→ Data extract:
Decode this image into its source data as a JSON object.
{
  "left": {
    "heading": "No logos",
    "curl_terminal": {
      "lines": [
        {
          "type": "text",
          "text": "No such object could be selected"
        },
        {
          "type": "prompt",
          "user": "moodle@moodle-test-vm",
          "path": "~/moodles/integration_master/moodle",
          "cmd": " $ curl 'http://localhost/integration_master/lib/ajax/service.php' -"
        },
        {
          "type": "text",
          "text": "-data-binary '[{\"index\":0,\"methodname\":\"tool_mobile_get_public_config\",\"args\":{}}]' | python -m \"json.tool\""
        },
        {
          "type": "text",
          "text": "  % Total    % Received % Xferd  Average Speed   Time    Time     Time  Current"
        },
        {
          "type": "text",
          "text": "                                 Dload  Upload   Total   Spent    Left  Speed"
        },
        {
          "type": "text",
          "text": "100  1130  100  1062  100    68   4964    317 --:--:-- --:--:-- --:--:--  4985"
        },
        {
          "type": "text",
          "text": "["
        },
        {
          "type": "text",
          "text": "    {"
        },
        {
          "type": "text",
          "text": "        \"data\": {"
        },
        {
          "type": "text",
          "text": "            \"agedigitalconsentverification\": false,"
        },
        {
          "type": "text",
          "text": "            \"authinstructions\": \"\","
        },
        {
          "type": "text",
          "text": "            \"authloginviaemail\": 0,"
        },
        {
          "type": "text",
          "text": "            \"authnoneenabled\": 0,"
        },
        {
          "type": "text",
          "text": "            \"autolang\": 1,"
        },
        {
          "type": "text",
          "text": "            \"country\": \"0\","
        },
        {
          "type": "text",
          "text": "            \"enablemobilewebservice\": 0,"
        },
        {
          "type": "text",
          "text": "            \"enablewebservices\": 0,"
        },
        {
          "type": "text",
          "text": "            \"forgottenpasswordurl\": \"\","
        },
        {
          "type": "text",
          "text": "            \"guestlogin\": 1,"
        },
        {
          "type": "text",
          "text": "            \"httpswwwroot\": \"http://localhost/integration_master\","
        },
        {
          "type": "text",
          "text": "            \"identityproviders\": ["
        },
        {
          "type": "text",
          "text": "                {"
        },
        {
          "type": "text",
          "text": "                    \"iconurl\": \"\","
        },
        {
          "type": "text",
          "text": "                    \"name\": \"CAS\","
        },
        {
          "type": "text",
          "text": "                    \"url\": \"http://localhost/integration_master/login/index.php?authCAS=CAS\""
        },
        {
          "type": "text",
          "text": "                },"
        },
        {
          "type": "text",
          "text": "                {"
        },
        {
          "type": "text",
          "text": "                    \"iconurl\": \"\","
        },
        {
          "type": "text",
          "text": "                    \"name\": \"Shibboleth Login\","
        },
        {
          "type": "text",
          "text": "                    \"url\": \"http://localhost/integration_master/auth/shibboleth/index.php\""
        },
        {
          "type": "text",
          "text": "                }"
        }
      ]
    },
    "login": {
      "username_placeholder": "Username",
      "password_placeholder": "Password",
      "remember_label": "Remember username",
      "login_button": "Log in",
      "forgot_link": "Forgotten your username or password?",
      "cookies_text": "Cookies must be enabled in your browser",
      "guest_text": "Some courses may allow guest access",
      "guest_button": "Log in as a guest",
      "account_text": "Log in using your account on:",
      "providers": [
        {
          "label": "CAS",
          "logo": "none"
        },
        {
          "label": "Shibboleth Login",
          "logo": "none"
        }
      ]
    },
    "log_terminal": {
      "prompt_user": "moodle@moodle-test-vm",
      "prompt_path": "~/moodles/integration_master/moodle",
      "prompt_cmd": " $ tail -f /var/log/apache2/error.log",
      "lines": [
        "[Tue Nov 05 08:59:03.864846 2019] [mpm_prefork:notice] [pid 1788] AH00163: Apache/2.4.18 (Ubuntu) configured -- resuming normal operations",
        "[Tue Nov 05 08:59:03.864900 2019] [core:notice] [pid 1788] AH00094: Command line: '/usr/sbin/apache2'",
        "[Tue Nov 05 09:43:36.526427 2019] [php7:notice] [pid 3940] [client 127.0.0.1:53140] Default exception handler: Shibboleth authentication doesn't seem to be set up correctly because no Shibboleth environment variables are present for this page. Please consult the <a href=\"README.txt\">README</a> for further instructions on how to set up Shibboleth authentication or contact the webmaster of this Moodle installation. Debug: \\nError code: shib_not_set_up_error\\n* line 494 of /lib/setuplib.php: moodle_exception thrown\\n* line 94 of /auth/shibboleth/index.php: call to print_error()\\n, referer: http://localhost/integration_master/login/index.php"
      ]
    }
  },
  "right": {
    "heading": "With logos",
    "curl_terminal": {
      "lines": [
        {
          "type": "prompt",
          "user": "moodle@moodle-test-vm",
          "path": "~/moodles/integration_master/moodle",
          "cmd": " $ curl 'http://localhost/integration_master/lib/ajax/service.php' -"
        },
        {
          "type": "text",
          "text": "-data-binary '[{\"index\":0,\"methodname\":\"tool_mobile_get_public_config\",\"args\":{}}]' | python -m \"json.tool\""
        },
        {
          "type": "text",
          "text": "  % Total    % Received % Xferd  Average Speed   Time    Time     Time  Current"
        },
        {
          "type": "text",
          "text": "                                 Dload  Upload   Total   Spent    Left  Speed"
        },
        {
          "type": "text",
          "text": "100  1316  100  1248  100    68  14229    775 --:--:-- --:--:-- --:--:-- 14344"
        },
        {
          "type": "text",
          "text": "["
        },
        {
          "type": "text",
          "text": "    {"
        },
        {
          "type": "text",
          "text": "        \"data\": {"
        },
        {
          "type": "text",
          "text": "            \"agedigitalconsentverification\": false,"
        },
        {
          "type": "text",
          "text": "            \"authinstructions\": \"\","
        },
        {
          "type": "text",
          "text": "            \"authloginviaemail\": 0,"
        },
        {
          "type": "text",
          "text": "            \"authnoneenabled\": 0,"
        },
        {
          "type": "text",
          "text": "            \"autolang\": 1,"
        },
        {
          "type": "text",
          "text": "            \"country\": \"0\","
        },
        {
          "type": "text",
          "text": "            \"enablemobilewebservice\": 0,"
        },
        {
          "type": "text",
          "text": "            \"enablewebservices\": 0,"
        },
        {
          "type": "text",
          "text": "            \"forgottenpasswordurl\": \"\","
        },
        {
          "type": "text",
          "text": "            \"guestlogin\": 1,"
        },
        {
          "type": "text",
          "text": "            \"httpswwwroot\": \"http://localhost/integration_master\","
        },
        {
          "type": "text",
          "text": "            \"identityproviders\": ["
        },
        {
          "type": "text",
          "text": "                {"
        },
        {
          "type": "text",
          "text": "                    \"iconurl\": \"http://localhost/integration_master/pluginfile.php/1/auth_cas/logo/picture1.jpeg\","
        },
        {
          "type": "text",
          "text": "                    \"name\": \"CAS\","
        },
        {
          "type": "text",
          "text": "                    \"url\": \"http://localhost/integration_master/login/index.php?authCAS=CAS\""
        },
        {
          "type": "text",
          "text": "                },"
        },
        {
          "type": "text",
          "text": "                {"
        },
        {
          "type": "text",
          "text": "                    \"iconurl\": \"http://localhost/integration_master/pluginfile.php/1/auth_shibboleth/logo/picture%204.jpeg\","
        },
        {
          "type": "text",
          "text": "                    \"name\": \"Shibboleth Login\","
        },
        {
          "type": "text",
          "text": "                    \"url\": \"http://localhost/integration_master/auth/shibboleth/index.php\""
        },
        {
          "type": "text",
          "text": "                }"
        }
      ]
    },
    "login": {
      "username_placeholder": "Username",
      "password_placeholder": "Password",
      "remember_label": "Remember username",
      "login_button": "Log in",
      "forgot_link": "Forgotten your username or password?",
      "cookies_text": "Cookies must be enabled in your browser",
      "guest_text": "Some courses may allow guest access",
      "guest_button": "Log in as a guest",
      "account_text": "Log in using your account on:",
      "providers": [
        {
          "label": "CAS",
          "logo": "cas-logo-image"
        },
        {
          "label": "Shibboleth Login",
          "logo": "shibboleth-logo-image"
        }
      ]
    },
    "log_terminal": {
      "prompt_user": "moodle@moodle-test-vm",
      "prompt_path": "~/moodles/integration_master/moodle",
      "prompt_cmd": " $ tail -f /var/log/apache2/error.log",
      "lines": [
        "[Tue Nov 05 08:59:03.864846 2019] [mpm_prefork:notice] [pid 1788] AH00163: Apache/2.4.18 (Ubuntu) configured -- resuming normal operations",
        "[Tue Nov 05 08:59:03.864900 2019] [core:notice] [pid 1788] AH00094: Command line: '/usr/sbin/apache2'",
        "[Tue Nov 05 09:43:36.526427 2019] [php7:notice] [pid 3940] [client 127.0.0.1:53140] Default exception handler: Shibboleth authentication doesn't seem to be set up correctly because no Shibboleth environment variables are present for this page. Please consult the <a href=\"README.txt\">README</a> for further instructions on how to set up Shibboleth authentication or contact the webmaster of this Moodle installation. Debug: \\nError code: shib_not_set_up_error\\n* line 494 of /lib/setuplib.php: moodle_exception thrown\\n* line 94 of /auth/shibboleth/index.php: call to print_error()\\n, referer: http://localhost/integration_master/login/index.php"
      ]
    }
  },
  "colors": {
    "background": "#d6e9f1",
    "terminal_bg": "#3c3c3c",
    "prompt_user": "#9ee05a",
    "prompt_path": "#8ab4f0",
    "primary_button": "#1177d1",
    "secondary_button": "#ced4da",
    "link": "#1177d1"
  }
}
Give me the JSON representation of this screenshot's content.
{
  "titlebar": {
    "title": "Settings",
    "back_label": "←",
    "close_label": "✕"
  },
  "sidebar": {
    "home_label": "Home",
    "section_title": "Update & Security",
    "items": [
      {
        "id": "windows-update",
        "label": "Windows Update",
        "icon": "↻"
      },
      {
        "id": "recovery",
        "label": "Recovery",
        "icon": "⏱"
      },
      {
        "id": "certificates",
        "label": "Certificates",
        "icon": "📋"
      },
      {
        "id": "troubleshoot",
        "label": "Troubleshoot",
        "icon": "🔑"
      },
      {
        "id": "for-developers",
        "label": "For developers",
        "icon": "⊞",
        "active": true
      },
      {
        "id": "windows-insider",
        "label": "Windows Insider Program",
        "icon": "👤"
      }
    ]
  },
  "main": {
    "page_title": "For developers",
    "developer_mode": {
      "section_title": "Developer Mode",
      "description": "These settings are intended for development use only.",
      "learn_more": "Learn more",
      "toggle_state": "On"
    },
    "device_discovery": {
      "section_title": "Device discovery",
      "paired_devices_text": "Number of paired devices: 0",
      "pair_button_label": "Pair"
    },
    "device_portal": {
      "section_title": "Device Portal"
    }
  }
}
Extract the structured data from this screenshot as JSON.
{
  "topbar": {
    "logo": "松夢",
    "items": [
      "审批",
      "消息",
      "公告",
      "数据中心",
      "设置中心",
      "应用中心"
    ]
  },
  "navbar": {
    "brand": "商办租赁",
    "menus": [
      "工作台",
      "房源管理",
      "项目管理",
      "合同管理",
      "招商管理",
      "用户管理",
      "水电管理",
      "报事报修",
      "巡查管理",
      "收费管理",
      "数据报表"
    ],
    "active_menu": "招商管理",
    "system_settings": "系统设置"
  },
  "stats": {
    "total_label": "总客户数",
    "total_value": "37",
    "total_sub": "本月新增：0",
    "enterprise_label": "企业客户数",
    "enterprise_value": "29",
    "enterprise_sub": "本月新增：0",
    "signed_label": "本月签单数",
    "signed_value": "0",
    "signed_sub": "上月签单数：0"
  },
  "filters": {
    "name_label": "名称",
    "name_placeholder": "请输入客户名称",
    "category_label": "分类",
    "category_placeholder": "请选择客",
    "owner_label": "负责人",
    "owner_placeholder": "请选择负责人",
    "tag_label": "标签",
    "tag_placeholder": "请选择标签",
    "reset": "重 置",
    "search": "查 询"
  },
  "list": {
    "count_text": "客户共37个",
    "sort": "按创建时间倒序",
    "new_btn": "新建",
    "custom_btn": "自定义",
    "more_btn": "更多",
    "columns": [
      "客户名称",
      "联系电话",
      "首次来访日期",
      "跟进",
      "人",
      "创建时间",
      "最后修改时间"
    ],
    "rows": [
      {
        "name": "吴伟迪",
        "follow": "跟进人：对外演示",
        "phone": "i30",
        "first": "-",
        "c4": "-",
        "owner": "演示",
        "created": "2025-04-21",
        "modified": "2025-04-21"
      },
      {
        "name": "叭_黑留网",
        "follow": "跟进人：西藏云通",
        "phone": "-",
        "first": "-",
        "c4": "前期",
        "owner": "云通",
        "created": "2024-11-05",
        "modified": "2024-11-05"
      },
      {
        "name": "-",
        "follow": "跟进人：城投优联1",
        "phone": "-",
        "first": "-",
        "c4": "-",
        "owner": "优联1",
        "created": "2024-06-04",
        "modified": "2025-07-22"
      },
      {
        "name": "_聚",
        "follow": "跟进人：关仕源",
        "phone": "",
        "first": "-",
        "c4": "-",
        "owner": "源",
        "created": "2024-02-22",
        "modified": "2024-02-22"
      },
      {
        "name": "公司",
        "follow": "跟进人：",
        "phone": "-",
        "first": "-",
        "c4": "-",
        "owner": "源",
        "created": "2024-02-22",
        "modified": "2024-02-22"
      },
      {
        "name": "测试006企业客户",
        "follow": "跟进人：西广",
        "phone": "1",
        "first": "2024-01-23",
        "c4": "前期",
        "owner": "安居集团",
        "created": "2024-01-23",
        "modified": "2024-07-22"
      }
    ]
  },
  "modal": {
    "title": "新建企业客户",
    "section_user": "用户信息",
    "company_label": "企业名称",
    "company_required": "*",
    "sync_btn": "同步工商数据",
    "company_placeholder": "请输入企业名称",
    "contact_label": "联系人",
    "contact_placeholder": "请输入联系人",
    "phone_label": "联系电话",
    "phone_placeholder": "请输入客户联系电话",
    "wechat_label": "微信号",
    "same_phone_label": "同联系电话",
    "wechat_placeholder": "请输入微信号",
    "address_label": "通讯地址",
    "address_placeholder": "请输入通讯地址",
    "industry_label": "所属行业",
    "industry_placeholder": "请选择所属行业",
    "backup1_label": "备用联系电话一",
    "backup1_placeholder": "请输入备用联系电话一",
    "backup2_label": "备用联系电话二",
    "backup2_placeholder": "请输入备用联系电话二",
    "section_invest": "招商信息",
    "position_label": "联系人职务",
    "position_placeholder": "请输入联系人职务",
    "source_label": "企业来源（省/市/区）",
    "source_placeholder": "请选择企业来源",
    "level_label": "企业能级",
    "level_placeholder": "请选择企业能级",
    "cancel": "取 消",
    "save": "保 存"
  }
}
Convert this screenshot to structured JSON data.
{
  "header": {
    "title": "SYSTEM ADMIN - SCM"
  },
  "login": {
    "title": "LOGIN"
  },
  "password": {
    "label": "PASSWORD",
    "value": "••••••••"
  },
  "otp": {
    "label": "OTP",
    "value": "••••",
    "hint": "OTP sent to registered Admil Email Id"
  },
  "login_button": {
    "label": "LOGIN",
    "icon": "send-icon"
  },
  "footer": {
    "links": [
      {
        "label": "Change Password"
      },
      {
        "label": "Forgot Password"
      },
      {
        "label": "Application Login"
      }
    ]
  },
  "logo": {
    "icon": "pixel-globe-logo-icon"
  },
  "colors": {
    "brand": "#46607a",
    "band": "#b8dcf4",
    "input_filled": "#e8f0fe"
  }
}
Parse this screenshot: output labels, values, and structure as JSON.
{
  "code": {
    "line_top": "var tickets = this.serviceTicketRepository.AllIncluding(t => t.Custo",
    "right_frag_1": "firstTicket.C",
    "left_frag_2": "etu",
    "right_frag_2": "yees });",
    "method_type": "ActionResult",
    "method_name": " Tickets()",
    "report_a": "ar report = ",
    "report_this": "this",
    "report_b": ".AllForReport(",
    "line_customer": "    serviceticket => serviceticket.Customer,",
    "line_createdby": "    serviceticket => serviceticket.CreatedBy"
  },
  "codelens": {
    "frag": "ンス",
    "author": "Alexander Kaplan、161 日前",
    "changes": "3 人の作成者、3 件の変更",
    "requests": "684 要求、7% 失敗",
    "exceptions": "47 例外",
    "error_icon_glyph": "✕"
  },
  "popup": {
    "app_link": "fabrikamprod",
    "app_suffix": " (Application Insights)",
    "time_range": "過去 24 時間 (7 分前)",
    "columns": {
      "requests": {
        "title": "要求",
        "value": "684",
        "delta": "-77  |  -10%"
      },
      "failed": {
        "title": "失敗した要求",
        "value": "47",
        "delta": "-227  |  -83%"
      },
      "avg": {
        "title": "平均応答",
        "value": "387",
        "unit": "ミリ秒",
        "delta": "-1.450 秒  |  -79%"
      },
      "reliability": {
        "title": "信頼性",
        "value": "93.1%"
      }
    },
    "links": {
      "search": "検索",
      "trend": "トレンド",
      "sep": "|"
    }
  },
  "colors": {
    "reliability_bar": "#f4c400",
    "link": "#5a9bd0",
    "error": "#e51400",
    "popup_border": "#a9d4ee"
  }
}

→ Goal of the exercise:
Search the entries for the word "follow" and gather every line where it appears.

→ Answer area:
        "follow": "跟进人：对外演示",
        "follow": "跟进人：西藏云通",
        "follow": "跟进人：城投优联1",
        "follow": "跟进人：关仕源",
        "follow": "跟进人：",
        "follow": "跟进人：西广",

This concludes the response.